While idly traversing the blogs just now in a successful attempt to find an excuse (almost any excuse) to escape from exam marking for a while, I came across a post by Steve Edwards fulminating against the depravity of producers of a UK ‘reality’ TV show called There’s Something About Miriam, where a group of blokes were tricked into trying to crack onto a stunning-looking pre-operative transsexual by the name of Miriam.
I can’t say I share Steve’s reaction. As far as I’m concerned, anyone crass and greedy enough to participate in a ‘reality’ TV show deserves just about whatever they get. As it turned out, though, these blokes ended up doing very nicely indeed. Apparently they immediately consulted a lawyer after discovering that they’d unknowingly been groping a bloke, a gambit that apparently had the intended effect:

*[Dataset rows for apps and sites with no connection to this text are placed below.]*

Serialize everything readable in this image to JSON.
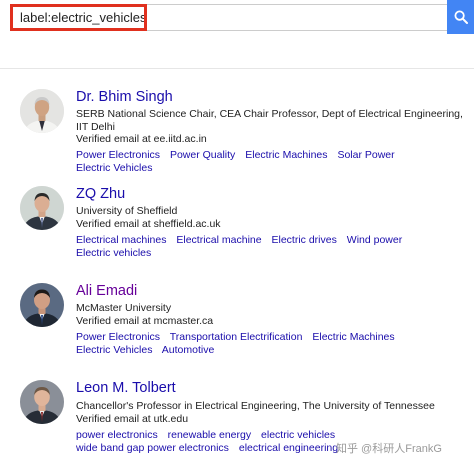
{
  "search": {
    "value": "label:electric_vehicles",
    "border_color": "#e0301e",
    "button_color": "#4285f4",
    "button_icon": "search-icon"
  },
  "profiles": [
    {
      "name": "Dr. Bhim Singh",
      "affiliation": "SERB National Science Chair, CEA Chair Professor, Dept of Electrical Engineering, IIT Delhi",
      "email": "Verified email at ee.iitd.ac.in",
      "interests": [
        "Power Electronics",
        "Power Quality",
        "Electric Machines",
        "Solar Power",
        "Electric Vehicles"
      ]
    },
    {
      "name": "ZQ Zhu",
      "affiliation": "University of Sheffield",
      "email": "Verified email at sheffield.ac.uk",
      "interests": [
        "Electrical machines",
        "Electrical machine",
        "Electric drives",
        "Wind power",
        "Electric vehicles"
      ]
    },
    {
      "name": "Ali Emadi",
      "affiliation": "McMaster University",
      "email": "Verified email at mcmaster.ca",
      "interests": [
        "Power Electronics",
        "Transportation Electrification",
        "Electric Machines",
        "Electric Vehicles",
        "Automotive"
      ]
    },
    {
      "name": "Leon M. Tolbert",
      "affiliation": "Chancellor's Professor in Electrical Engineering, The University of Tennessee",
      "email": "Verified email at utk.edu",
      "interests": [
        "power electronics",
        "renewable energy",
        "electric vehicles",
        "wide band gap power electronics",
        "electrical engineering"
      ]
    }
  ],
  "watermark": "知乎 @科研人FrankG",
  "colors": {
    "link": "#1a0dab",
    "visited_link": "#660099",
    "text": "#222222"
  }
}
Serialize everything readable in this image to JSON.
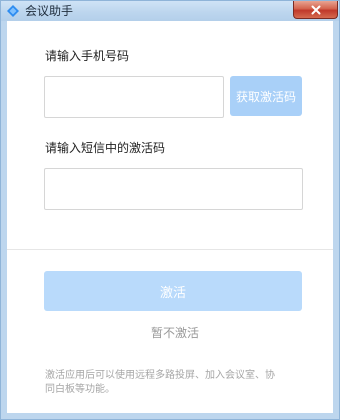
{
  "window": {
    "title": "会议助手",
    "icon": "blue-diamond-icon",
    "close_icon": "close-icon"
  },
  "phone": {
    "label": "请输入手机号码",
    "value": "",
    "placeholder": ""
  },
  "get_code": {
    "label": "获取激活码"
  },
  "sms": {
    "label": "请输入短信中的激活码",
    "value": "",
    "placeholder": ""
  },
  "activate": {
    "label": "激活"
  },
  "skip": {
    "label": "暂不激活"
  },
  "footnote": {
    "line1": "激活应用后可以使用远程多路投屏、加入会议室、协",
    "line2": "同白板等功能。"
  },
  "colors": {
    "accent_disabled": "#b9dafb",
    "titlebar": "#bdd6ee",
    "close": "#c0392b"
  }
}
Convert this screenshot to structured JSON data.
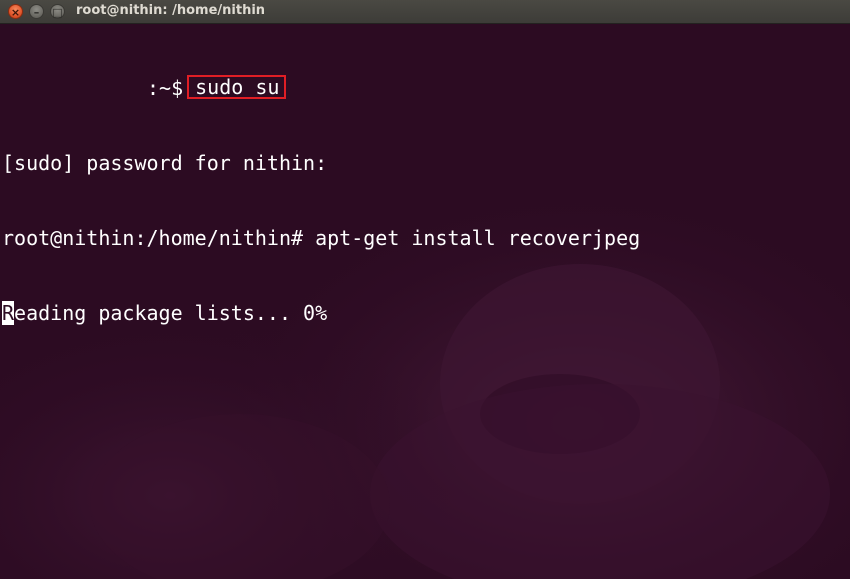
{
  "window": {
    "title": "root@nithin: /home/nithin",
    "close_glyph": "×",
    "minimize_glyph": "–",
    "maximize_glyph": "□"
  },
  "terminal": {
    "line1": {
      "prompt_suffix": ":~$",
      "command": "sudo su"
    },
    "line2": "[sudo] password for nithin:",
    "line3": "root@nithin:/home/nithin# apt-get install recoverjpeg",
    "line4": {
      "cursor_char": "R",
      "rest": "eading package lists... 0%"
    }
  },
  "colors": {
    "background": "#2c0b22",
    "text": "#ffffff",
    "highlight_box": "#e01e25",
    "titlebar": "#3d3c38"
  }
}
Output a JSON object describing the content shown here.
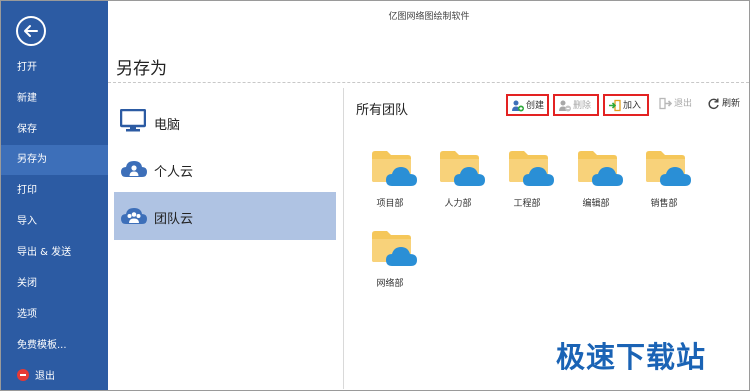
{
  "app": {
    "title": "亿图网络图绘制软件"
  },
  "sidebar": {
    "items": [
      {
        "label": "打开"
      },
      {
        "label": "新建"
      },
      {
        "label": "保存"
      },
      {
        "label": "另存为",
        "active": true
      },
      {
        "label": "打印"
      },
      {
        "label": "导入"
      },
      {
        "label": "导出 & 发送"
      },
      {
        "label": "关闭"
      },
      {
        "label": "选项"
      },
      {
        "label": "免费模板..."
      },
      {
        "label": "退出",
        "icon": "exit-icon"
      }
    ]
  },
  "page": {
    "title": "另存为"
  },
  "locations": [
    {
      "label": "电脑",
      "icon": "monitor-icon"
    },
    {
      "label": "个人云",
      "icon": "person-cloud-icon"
    },
    {
      "label": "团队云",
      "icon": "team-cloud-icon",
      "selected": true
    }
  ],
  "panel": {
    "title": "所有团队",
    "toolbar": {
      "create": "创建",
      "delete": "删除",
      "join": "加入",
      "quit": "退出",
      "refresh": "刷新"
    },
    "folders": [
      {
        "label": "项目部"
      },
      {
        "label": "人力部"
      },
      {
        "label": "工程部"
      },
      {
        "label": "编辑部"
      },
      {
        "label": "销售部"
      },
      {
        "label": "网络部"
      }
    ]
  },
  "watermark": {
    "text": "极速下载站"
  },
  "colors": {
    "sidebar": "#2c5ba3",
    "sidebar_active": "#3d6fb9",
    "selected_location": "#afc3e3",
    "folder": "#f5c75a",
    "cloud": "#2a8fd6",
    "highlight_border": "#e32222",
    "watermark": "#1a63b5"
  }
}
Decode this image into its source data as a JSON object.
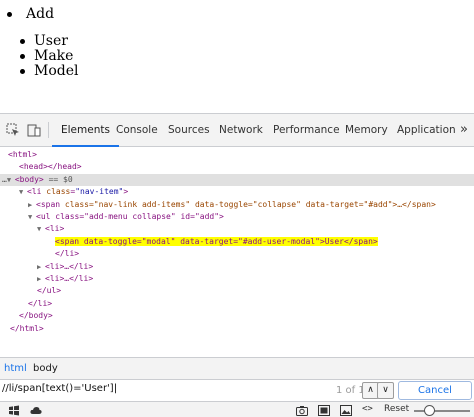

Sky One has reportedly agreed to pay a reported £125,000 each compensation to the five men who were tricked into dating her . The British contestants on the show titled had threatened legal action because they were unaware of the star’s past.
I don’t think I’d be too troubled about groping a transsexual for that sort of money.
Apart from this completely prurient interest in the story, my attention was provoked by another blog post that Steve Edwards linked:
The six contestants’ case against Sky and Brighter Pictures, which is a subsidiary of Big Brother producer Endemol, is expected to include the claim that the companies conspired to commit a sexual assault on the grounds the men did not consent to being fondled by a man.
Now, I’m not an expert on sexual assault laws, but it seems to me that the plaintiffs in this case don’t have a legal leg to stand on. Their kissing, cuddling, and fondling of Miriam (a pre-operative transsexual) was entirely consensual on their part (as near as I can tell) and is no more sexual assault against them than if they had picked up Miriam in a bar and taken her home with them.
I’m not an expert on sexual assault laws either, especially UK ones, but I’m pretty sure this blogger’s opinion is wrong. There probably would be a problem in sustaining a criminal charge of sexual assault in Australia, because such offences usually require something resembling penetration. ‘Fondling’ might constitute some lesser common assault, and might contravene sexual harassment laws, but probably wouldn’t be a criminal sexual assault as such. But it might well amount to a civilly actionable trespass, which is no doubt why the Miriam producers decided to pay off the contestants instead of defending the threatened proceedings.
However, if we had been dealing in the area of criminal law, I don’t think there’d be any problem for a prosecutor in establishing lack of consent on the part of the blokes, at least in most Australian States, as this blogger seemed to believe. For example, section 61R(2) of the Crimes Act 1900 (NSW) provides that:
(a) a person who consents to sexual intercourse with another person:
(i) under a mistaken belief as to the identity of the other person, or
(ii) under a mistaken belief that the other person is married to the person,
is to be taken not to consent to the sexual intercourse, and
(a1) a person who consents to sexual intercourse with another person under a mistaken belief that the sexual intercourse is for medical or hygienic purposes (or any other mistaken belief about the nature of the act induced by fraudulent means) is taken not to consent to the sexual intercourse, and
(b) a person who knows that another person consents to sexual intercourse under a mistaken belief referred to in paragraph (a) or (a1) is to be taken to know that the other person does not consent to the sexual intercourse …
Fairly clearly, the contestants ‘consented’ to have sexual relations (albeit short of intercourse) with Miriam under a mistaken belief, induced by fraudulent means, that she was a woman.
As I observed above, however, the real problem for any criminal prosecution in the circumstances was the lack of penetrative intercourse by any of the contestants (as far as we know). Moreover, it seems pretty unlikely (given that s/he was pre-operative) that any of them would have been able to maintain a genuinely ‘mistaken belief’ if they’d actually reached the point of trying to sink the pork sword into Miriam (unless they were really really pissed). And if Miriam had been post-operative, a prosecutor might have had problems proving that s/he wasn’t in law a woman anyway.